On Sept. 18, Concordia’s Board of Governors passed an indefinite ban on all posters, discussions and activities on campus dealing with the Israel-Palestine conflict.

This decision came as a reaction to the violent protests that erupted surrounding the planned speech of Benjamin Netanyahu earlier that month.

The ban did not sit well with the Concordia Student Union (CSU), however. In a written statement, the CSU called it a “a blatant violation of students’ right to free speech and assembly.”

Last Friday, the CSU had organized a debate on the Middle East entitled “Peace and Justice in the Middle East,” featuring NDP Members of Parliament Svend Robinson and Libby Davies. Activist Judy Rebick was also supposed to participate in the event.

The trio had called the moratorium “a heavy-handed assault on the most fundamental values of freedom of expression.”

But that debate would not take place.

In a press conference last Wednesday, Concordia rector Frederick Lowy said the university would go to any means necessary to prevent the debate, and “will avail itself to all legal means.”

Indeed, at the eleventh hour, the university won an injunction from the Quebec Superior Court prohibiting the event from taking place on campus.

CSU vice-president communications Yves Engler saw it coming. The day before the event was to occur he said, “At this point it doesn’t look like it will take place on campus. They seem serious about legally blocking two democratically elected Canadian representatives from a public institution.”

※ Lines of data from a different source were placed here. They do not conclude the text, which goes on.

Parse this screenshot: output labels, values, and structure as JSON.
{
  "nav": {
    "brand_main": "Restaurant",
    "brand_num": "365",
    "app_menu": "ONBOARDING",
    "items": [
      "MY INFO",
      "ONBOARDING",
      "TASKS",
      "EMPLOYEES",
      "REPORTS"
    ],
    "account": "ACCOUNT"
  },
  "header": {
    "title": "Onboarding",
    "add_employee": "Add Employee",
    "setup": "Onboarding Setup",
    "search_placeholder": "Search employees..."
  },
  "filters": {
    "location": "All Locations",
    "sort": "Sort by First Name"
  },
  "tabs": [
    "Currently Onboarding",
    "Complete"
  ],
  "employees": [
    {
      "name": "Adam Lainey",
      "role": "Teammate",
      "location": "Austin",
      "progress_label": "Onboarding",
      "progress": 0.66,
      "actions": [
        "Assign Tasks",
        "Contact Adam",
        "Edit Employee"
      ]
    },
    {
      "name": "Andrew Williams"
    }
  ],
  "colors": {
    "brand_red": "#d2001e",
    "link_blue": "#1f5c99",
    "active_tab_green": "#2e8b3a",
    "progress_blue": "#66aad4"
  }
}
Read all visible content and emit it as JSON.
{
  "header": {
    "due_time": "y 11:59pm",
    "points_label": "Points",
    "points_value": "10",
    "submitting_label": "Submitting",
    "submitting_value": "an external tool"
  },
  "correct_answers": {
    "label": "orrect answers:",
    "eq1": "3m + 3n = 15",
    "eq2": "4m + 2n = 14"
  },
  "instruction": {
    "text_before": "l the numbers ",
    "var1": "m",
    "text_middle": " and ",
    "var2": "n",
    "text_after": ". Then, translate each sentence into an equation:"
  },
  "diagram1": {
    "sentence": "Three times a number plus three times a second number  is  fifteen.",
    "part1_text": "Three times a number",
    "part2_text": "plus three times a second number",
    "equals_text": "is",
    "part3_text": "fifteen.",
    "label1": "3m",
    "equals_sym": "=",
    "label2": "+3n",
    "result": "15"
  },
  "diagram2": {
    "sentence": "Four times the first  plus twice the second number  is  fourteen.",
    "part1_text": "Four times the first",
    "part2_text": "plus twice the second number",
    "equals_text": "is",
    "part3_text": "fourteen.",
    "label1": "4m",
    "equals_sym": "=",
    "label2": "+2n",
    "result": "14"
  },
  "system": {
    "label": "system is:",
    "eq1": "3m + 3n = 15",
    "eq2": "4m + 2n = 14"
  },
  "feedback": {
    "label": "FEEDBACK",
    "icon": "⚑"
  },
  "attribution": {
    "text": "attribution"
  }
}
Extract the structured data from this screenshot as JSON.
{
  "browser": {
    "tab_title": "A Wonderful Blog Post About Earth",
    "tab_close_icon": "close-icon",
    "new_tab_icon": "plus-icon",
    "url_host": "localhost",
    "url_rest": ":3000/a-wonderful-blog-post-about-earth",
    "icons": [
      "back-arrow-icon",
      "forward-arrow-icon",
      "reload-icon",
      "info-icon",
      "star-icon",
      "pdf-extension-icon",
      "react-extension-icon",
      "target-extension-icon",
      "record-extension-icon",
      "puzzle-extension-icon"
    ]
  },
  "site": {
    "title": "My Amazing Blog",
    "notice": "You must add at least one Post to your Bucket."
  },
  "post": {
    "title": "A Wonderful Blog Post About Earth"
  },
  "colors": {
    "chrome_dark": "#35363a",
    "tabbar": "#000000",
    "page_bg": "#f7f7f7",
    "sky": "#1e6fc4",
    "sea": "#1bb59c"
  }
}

“To me, this is indicative of their view of what should be a public university,” he added. “A group of administrators essentially hand-picked from a majority corporate-dominated Board of Governors is blocking democratically elected representatives from talking in a public university.”

Justice Jean Guibault, who gave the ruling, said the moratorium was the correct course of action on the part of the university, especially considering the violence that broke out at the event in September. “Freedom of expression can’t be exercised at any price,” he said.

These words echoed those of Lowy, who said, “I’m not against protest, but I am against anything that would lead to disruption and violence.”

Instead of listening to the debate, 300 students gathered off-campus to protest the ruling and cheered on Robinson and Rebick as they condemned the moratorium.

“Mr. Robinson and his confederates are coming to the aid of those who stopped free speech at Concordia on Sept. 9,” said Stephen Scheinberg, chairman of the League of Human Rights and a professor at Concordia. “These people, who now pretend to be the protectors of free speech, instead make a mockery of it.”

With the CSU threatening to take the university to the Supreme Court, Engler said the only good thing that came from this entire situation was that “the authoritative nature of this administration and corporate-dominated board of governors has been well publicized…. People are being killed and no matter one’s opinion about why, we must allow people to express their opinion on the matter.”